Kathleen Zellner has been gleefully tweeting anecdotes about the current circumstances of the subject of the hit series 'Making a Murderer'.
SA's former cellmate doesn't like him. That always happens when one guy is innocent and the other is not. #MakingAMurderer— Kathleen Zellner (@ZellnerLaw) February 25, 2016
— Kathleen Zellner (@ZellnerLaw) February 20, 2016
The directors of the show, Laura Ricciardi and Moira Demos, have confirmed they have spoken to Zellner and are hoping to begin filming a second series as Avery once again seeks to prove his innocence.
They said: "From our perspective this story is obviously not over. It’s real life and (Avery and Dassey’s) cases are both still pending."
Zellner has already raised a number of points questioning the evidence used to convict her client of the murder of Teresa Halbach.
She suggests it does not make sense that the real killer would go to the trouble of trying to destroy her body yet be sloppy enough to leave traces of his involvement elsewhere.
Killer would not reduce body to bone fragments to destroy evidence but leave car intact w/his blood. #MakingAMurderer— Kathleen Zellner (@ZellnerLaw) February 19, 2016
TH throat cut (- blood) Head shot (- spatter) But RAV4 has her blood -so she was put in car & driven 20 ft to burn pit? #MakingAMurderer— Kathleen Zellner (@ZellnerLaw) February 17, 2016
Avery, now 53, was convicted of Halbach's murder in 2007 and sentenced to life imprisonment without parole.
It is hoped that new evidence using advanced Luminol testing will spark a fresh appeal.

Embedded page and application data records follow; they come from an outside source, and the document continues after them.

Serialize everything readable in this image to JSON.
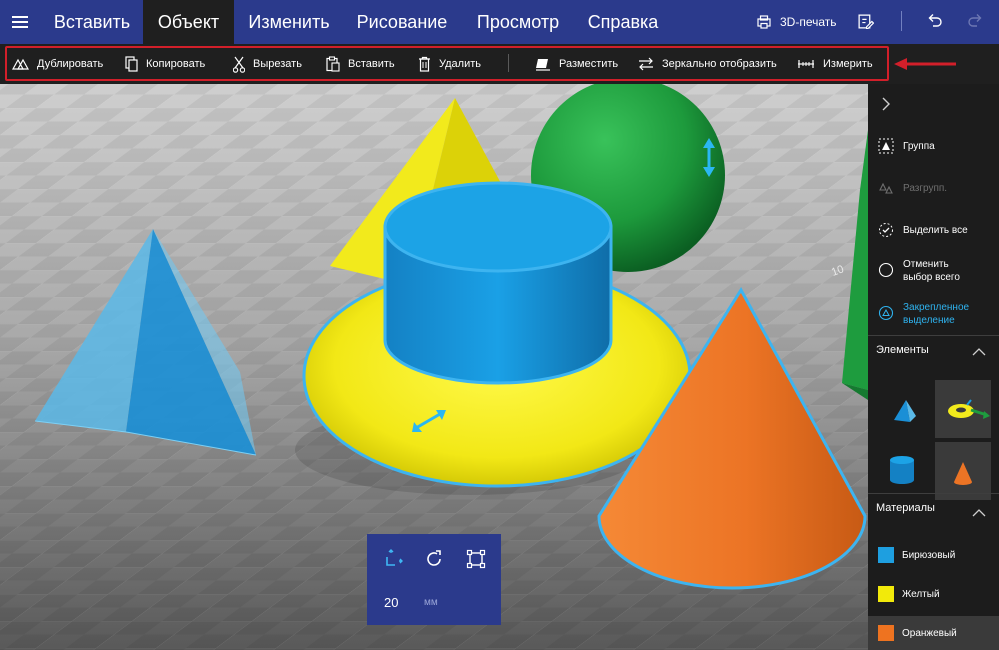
{
  "menubar": {
    "tabs": [
      {
        "label": "Вставить",
        "active": false
      },
      {
        "label": "Объект",
        "active": true
      },
      {
        "label": "Изменить",
        "active": false
      },
      {
        "label": "Рисование",
        "active": false
      },
      {
        "label": "Просмотр",
        "active": false
      },
      {
        "label": "Справка",
        "active": false
      }
    ],
    "print3d_label": "3D-печать",
    "icons": [
      "menu-icon",
      "print-3d-icon",
      "share-icon",
      "undo-icon",
      "redo-icon"
    ]
  },
  "ribbon": {
    "items": [
      {
        "label": "Дублировать",
        "icon": "duplicate-icon"
      },
      {
        "label": "Копировать",
        "icon": "copy-icon"
      },
      {
        "label": "Вырезать",
        "icon": "cut-icon"
      },
      {
        "label": "Вставить",
        "icon": "paste-icon"
      },
      {
        "label": "Удалить",
        "icon": "delete-icon"
      },
      {
        "label": "Разместить",
        "icon": "place-icon"
      },
      {
        "label": "Зеркально отобразить",
        "icon": "mirror-icon"
      },
      {
        "label": "Измерить",
        "icon": "measure-icon"
      }
    ],
    "highlight_color": "#d21f2a"
  },
  "sidepanel": {
    "actions": [
      {
        "label": "Группа",
        "icon": "group-icon",
        "enabled": true
      },
      {
        "label": "Разгрупп.",
        "icon": "ungroup-icon",
        "enabled": false
      },
      {
        "label": "Выделить все",
        "icon": "select-all-icon",
        "enabled": true
      },
      {
        "label": "Отменить выбор всего",
        "icon": "deselect-all-icon",
        "enabled": true
      },
      {
        "label": "Закрепленное выделение",
        "icon": "pin-selection-icon",
        "enabled": true
      }
    ],
    "elements_header": "Элементы",
    "elements": [
      "pyramid",
      "torus",
      "cylinder",
      "cone"
    ],
    "materials_header": "Материалы",
    "materials": [
      {
        "label": "Бирюзовый",
        "color": "#1e9fe0"
      },
      {
        "label": "Желтый",
        "color": "#f2ea0a"
      },
      {
        "label": "Оранжевый",
        "color": "#ee7320"
      }
    ]
  },
  "gizmo": {
    "value": "20",
    "unit": "мм",
    "icons": [
      "move-icon",
      "rotate-icon",
      "scale-icon"
    ]
  },
  "viewport": {
    "grid_label": "10",
    "colors": {
      "blue": "#1a9ee0",
      "yellow": "#f0eb1a",
      "green": "#1e9c3e",
      "orange": "#ed7423",
      "selection": "#3db4f0"
    }
  }
}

Zellner said: "There was a very poor investigation done of the victim's background, who she was involved with and circumstances of her life.
"It had all the hallmarks of a wrongful conviction case and then when I met him I realised in the time I spent with him in 15 or 20 hours, I absolutely don't believe he committed this murder.
"I don't believe he is capable of committing a murder. But that's not the key thing - it's the evidence that's just flawed."